No military veteran should be without housing

Published 5:54 am Tuesday, June 4, 2019

Star Tribune

Distributed by Tribune Content Agency, LLC.

It’s not often you get Minnesota’s diverse congressional delegation to speak with one voice. But all eight House members and both senators did just that recently, urging Congress and the Department of Veterans Affairs to step up efforts to end homelessness among vets.

Email newsletter signup

Many of America’s servicemen and women make a successful transition to civilian life, but not all. According to the National Coalition for Homeless Veterans, there is no one mold that fits those whose struggles at some point leave them homeless. They are men and women, and about half have disabilities or serious mental illness. They can be found in cities, rural areas and yes, suburbs. A majority wrestle with substance abuse. Half of them are over 50.

That’s why U.S. Sens. Amy Klobuchar and Tina Smith and Reps. Jim Hagedorn, Angie Craig, Dean Phillips, Betty McCollum, Ilhan Omar, Tom Emmer, Collin Peterson and Pete Stauber have sent a letter to Veterans Affairs Secretary Robert Wilkie, spotlighting the Minnesota Homeless Veteran Registry and asking whether it might serve as a template for a federal push.

Created in 2014, the registry was the first of its kind in the country. Since then, it has helped house nearly 1,700 veterans across the state, with about 200 still homeless.

Using analytics and a coalition of agencies, the registry finds and tracks homeless vets and connects them to needed services. That’s anything from hooking them up with a hot meal to finding a place to live and getting them treatment. And the registry workers don’t wait for vets to find them. They go to shelters and other places where vets may gather, to reach out with help. Regional groups confer regularly with teams of social workers on every individual in the registry.

As Kathryn Monet, chief executive of the National Coalition told Star Tribune reporter Chris Serres in a story earlier this year, “The intensive, collaborative approach that we have seen in Minnesota is unique — and is a model for the rest of the country.”

Minnesota is not at zero homeless yet. According to Tommy Johnson, the state legislative officer for the District 7 Minnesota VFW, problems remain in the state’s most populous counties of Hennepin and Ramsey. He’d like to see more specific training for housing officials who deal with vets and, specifically, a veterans’ preference on available housing for the homeless.

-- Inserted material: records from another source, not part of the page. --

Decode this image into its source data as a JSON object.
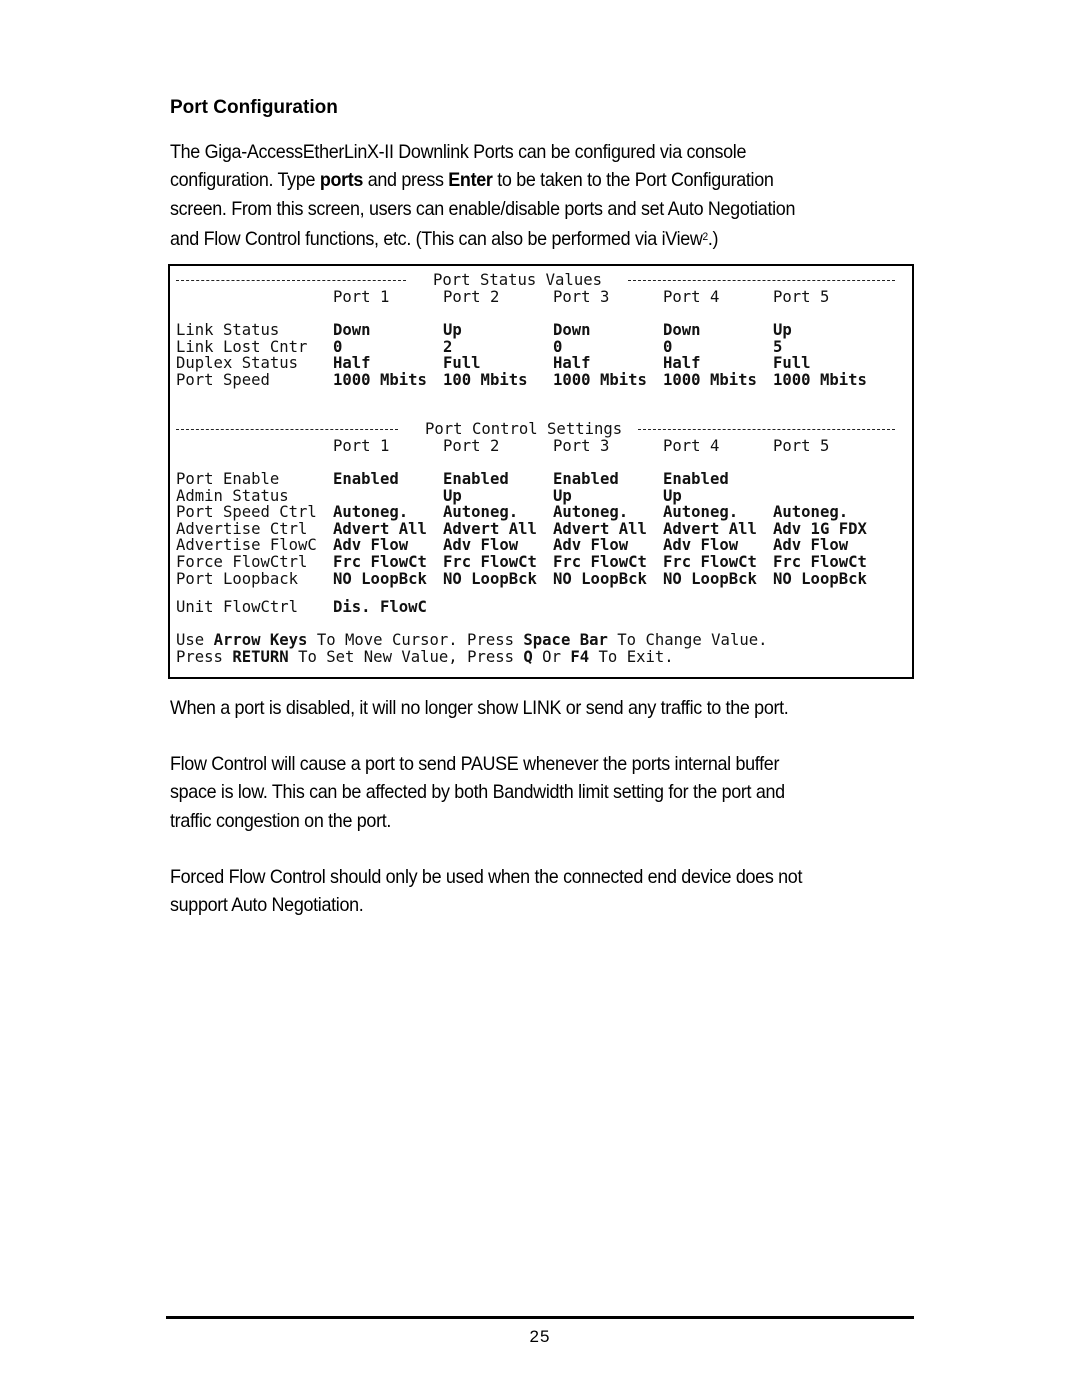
{
  "heading": "Port Configuration",
  "intro": {
    "line1": "The Giga-AccessEtherLinX-II Downlink Ports can be configured via console",
    "line2_a": "configuration.  Type ",
    "line2_b": "ports",
    "line2_c": " and press ",
    "line2_d": "Enter",
    "line2_e": " to be taken to the Port Configuration",
    "line3": "screen.  From this screen, users can enable/disable ports and set Auto Negotiation",
    "line4_a": "and Flow Control functions, etc. (This can also be performed via iView",
    "line4_sup": "2",
    "line4_b": ".)"
  },
  "terminal": {
    "status_section": {
      "title": "Port Status Values",
      "ports": [
        "Port 1",
        "Port 2",
        "Port 3",
        "Port 4",
        "Port 5"
      ],
      "rows": [
        {
          "label": "Link Status",
          "values": [
            "Down",
            "Up",
            "Down",
            "Down",
            "Up"
          ]
        },
        {
          "label": "Link Lost Cntr",
          "values": [
            "0",
            "2",
            "0",
            "0",
            "5"
          ]
        },
        {
          "label": "Duplex Status",
          "values": [
            "Half",
            "Full",
            "Half",
            "Half",
            "Full"
          ]
        },
        {
          "label": "Port Speed",
          "values": [
            "1000 Mbits",
            "100 Mbits",
            "1000 Mbits",
            "1000 Mbits",
            "1000 Mbits"
          ]
        }
      ]
    },
    "control_section": {
      "title": "Port Control Settings",
      "ports": [
        "Port 1",
        "Port 2",
        "Port 3",
        "Port 4",
        "Port 5"
      ],
      "rows": [
        {
          "label": "Port Enable",
          "values": [
            "Enabled",
            "Enabled",
            "Enabled",
            "Enabled",
            ""
          ]
        },
        {
          "label": "Admin Status",
          "values": [
            "",
            "Up",
            "Up",
            "Up",
            ""
          ]
        },
        {
          "label": "Port Speed Ctrl",
          "values": [
            "Autoneg.",
            "Autoneg.",
            "Autoneg.",
            "Autoneg.",
            "Autoneg."
          ]
        },
        {
          "label": "Advertise Ctrl",
          "values": [
            "Advert All",
            "Advert All",
            "Advert All",
            "Advert All",
            "Adv 1G FDX"
          ]
        },
        {
          "label": "Advertise FlowC",
          "values": [
            "Adv Flow",
            "Adv Flow",
            "Adv Flow",
            "Adv Flow",
            "Adv Flow"
          ]
        },
        {
          "label": "Force FlowCtrl",
          "values": [
            "Frc FlowCt",
            "Frc FlowCt",
            "Frc FlowCt",
            "Frc FlowCt",
            "Frc FlowCt"
          ]
        },
        {
          "label": "Port Loopback",
          "values": [
            "NO LoopBck",
            "NO LoopBck",
            "NO LoopBck",
            "NO LoopBck",
            "NO LoopBck"
          ]
        }
      ],
      "unit_flowctrl_label": "Unit FlowCtrl",
      "unit_flowctrl_value": "Dis. FlowC"
    },
    "help_line1": [
      {
        "text": "Use ",
        "bold": false
      },
      {
        "text": "Arrow Keys",
        "bold": true
      },
      {
        "text": " To Move Cursor. Press ",
        "bold": false
      },
      {
        "text": "Space Bar",
        "bold": true
      },
      {
        "text": " To Change Value.",
        "bold": false
      }
    ],
    "help_line2": [
      {
        "text": "Press ",
        "bold": false
      },
      {
        "text": "RETURN",
        "bold": true
      },
      {
        "text": " To Set New Value, Press ",
        "bold": false
      },
      {
        "text": "Q",
        "bold": true
      },
      {
        "text": " Or ",
        "bold": false
      },
      {
        "text": "F4",
        "bold": true
      },
      {
        "text": " To Exit.",
        "bold": false
      }
    ]
  },
  "paragraphs": {
    "disabled": "When a port is disabled, it will no longer show LINK or send any traffic to the port.",
    "flow_line1": "Flow Control will cause a port to send PAUSE whenever the ports internal buffer",
    "flow_line2": "space is low.  This can be affected by both Bandwidth limit setting for the port and",
    "flow_line3": "traffic congestion on the port.",
    "forced_line1": "Forced Flow Control should only be used when the connected end device does not",
    "forced_line2": "support Auto Negotiation."
  },
  "page_number": "25"
}
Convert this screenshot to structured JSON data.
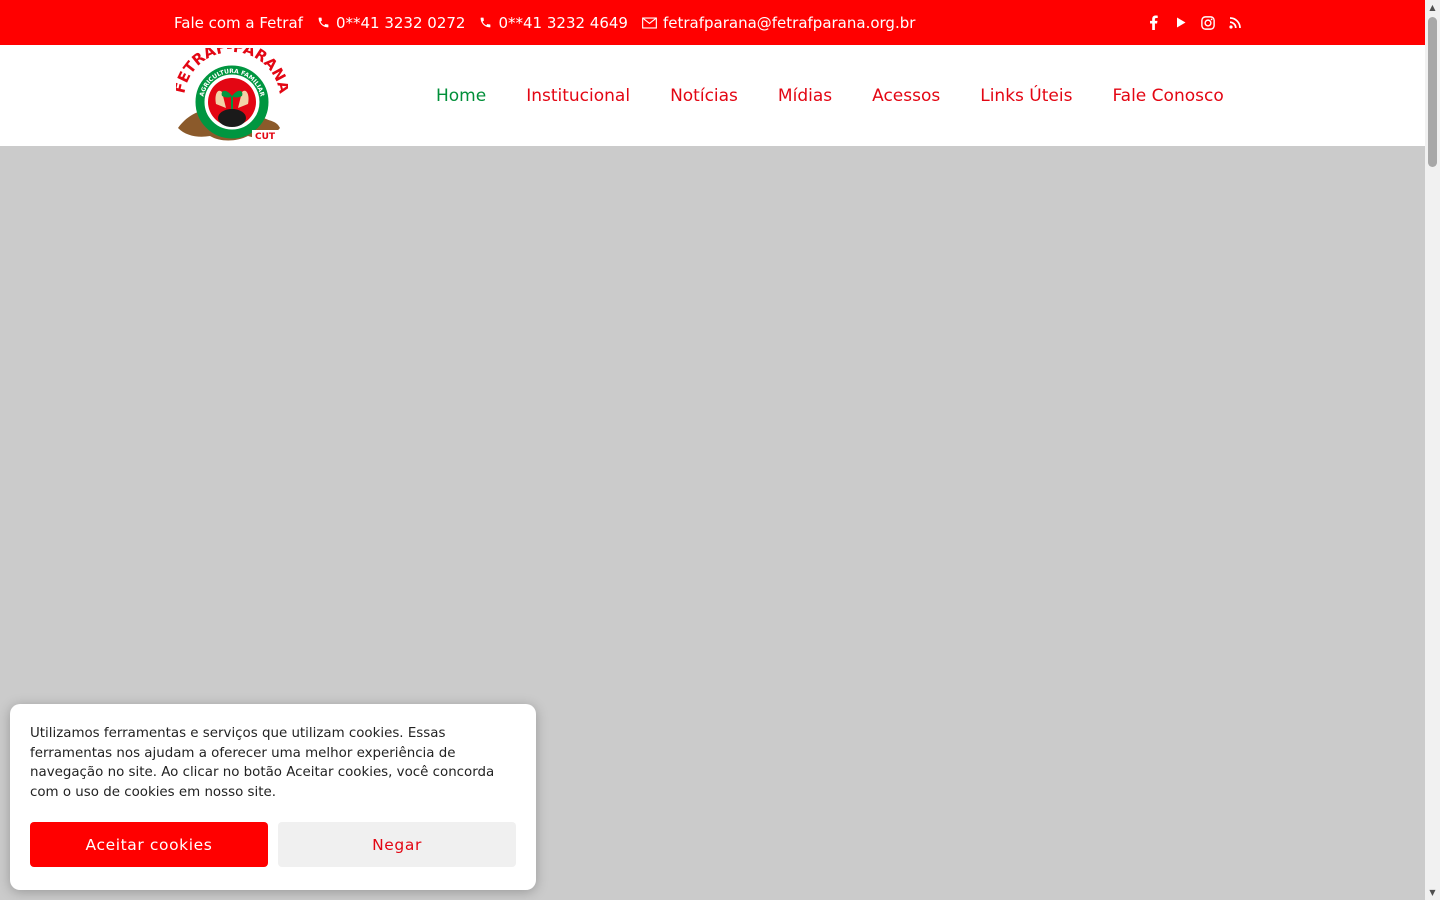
{
  "topbar": {
    "contact_label": "Fale com a Fetraf",
    "phone_1": "0**41 3232 0272",
    "phone_2": "0**41 3232 4649",
    "email": "fetrafparana@fetrafparana.org.br",
    "social_icons": [
      "facebook-icon",
      "youtube-icon",
      "instagram-icon",
      "rss-icon"
    ]
  },
  "logo": {
    "arc_text": "FETRAF-PARANÁ",
    "ring_text": "AGRICULTURA FAMILIAR",
    "badge_text": "CUT"
  },
  "nav": {
    "items": [
      {
        "label": "Home",
        "active": true
      },
      {
        "label": "Institucional"
      },
      {
        "label": "Notícias"
      },
      {
        "label": "Mídias"
      },
      {
        "label": "Acessos"
      },
      {
        "label": "Links Úteis"
      },
      {
        "label": "Fale Conosco"
      }
    ]
  },
  "cookie_banner": {
    "text": "Utilizamos ferramentas e serviços que utilizam cookies. Essas ferramentas nos ajudam a oferecer uma melhor experiência de navegação no site. Ao clicar no botão Aceitar cookies, você concorda com o uso de cookies em nosso site.",
    "accept_label": "Aceitar cookies",
    "deny_label": "Negar"
  },
  "colors": {
    "brand_red": "#ff0000",
    "nav_red": "#e30613",
    "nav_active_green": "#008f39",
    "hero_placeholder": "#cbcbcb"
  }
}
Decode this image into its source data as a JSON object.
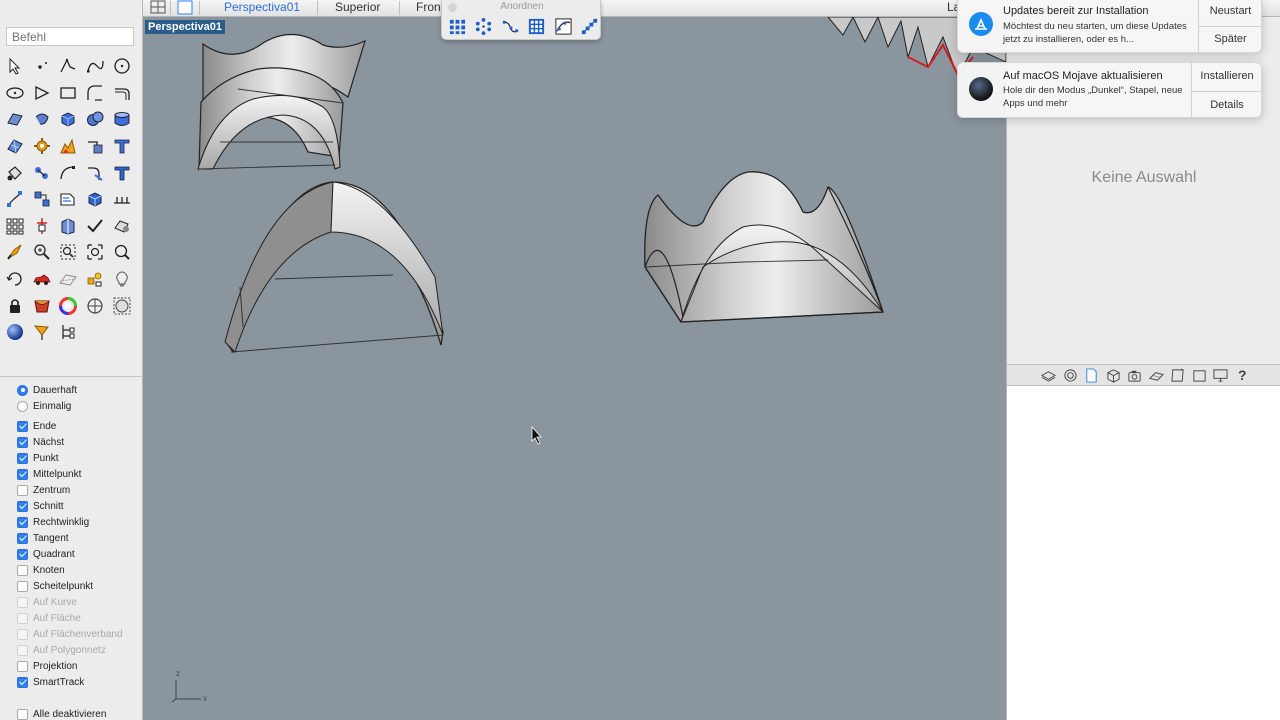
{
  "command": {
    "placeholder": "Befehl"
  },
  "viewport_tabs": [
    "Perspectiva01",
    "Superior",
    "Fron",
    "La"
  ],
  "viewport": {
    "label": "Perspectiva01",
    "axis_x": "x",
    "axis_z": "z"
  },
  "palette": {
    "title": "Anordnen"
  },
  "snap_mode": [
    {
      "label": "Dauerhaft",
      "selected": true
    },
    {
      "label": "Einmalig",
      "selected": false
    }
  ],
  "osnaps": [
    {
      "label": "Ende",
      "checked": true,
      "enabled": true
    },
    {
      "label": "Nächst",
      "checked": true,
      "enabled": true
    },
    {
      "label": "Punkt",
      "checked": true,
      "enabled": true
    },
    {
      "label": "Mittelpunkt",
      "checked": true,
      "enabled": true
    },
    {
      "label": "Zentrum",
      "checked": false,
      "enabled": true
    },
    {
      "label": "Schnitt",
      "checked": true,
      "enabled": true
    },
    {
      "label": "Rechtwinklig",
      "checked": true,
      "enabled": true
    },
    {
      "label": "Tangent",
      "checked": true,
      "enabled": true
    },
    {
      "label": "Quadrant",
      "checked": true,
      "enabled": true
    },
    {
      "label": "Knoten",
      "checked": false,
      "enabled": true
    },
    {
      "label": "Scheitelpunkt",
      "checked": false,
      "enabled": true
    },
    {
      "label": "Auf Kurve",
      "checked": false,
      "enabled": false
    },
    {
      "label": "Auf Fläche",
      "checked": false,
      "enabled": false
    },
    {
      "label": "Auf Flächenverband",
      "checked": false,
      "enabled": false
    },
    {
      "label": "Auf Polygonnetz",
      "checked": false,
      "enabled": false
    },
    {
      "label": "Projektion",
      "checked": false,
      "enabled": true
    },
    {
      "label": "SmartTrack",
      "checked": true,
      "enabled": true
    }
  ],
  "disable_all": {
    "label": "Alle deaktivieren"
  },
  "properties": {
    "empty_text": "Keine Auswahl"
  },
  "notifications": [
    {
      "icon": "app-store-icon",
      "title": "Updates bereit zur Installation",
      "body": "Möchtest du neu starten, um diese Updates jetzt zu installieren, oder es h...",
      "primary": "Neustart",
      "secondary": "Später"
    },
    {
      "icon": "macos-mojave-icon",
      "title": "Auf macOS Mojave aktualisieren",
      "body": "Hole dir den Modus „Dunkel“, Stapel, neue Apps und mehr",
      "primary": "Installieren",
      "secondary": "Details"
    }
  ],
  "colors": {
    "viewport_bg": "#8b959e",
    "accent": "#2f7ff2",
    "label_bg": "#2b5d8a"
  }
}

But the Minnesota approach has had enough success that Neal Loidolt, chief executive of the Minnesota Assistance Council for Veterans, has said that some of the lessons learned in working with homeless veterans are being applied to the broader homeless population.

It’s good to see this state’s congressional delegation banding together to bring a Minnesota solution to a wider stage. After the sacrifices made for their country, no veteran should lack for housing, treatment or whatever other assistance they require to successfully re-enter civilian life.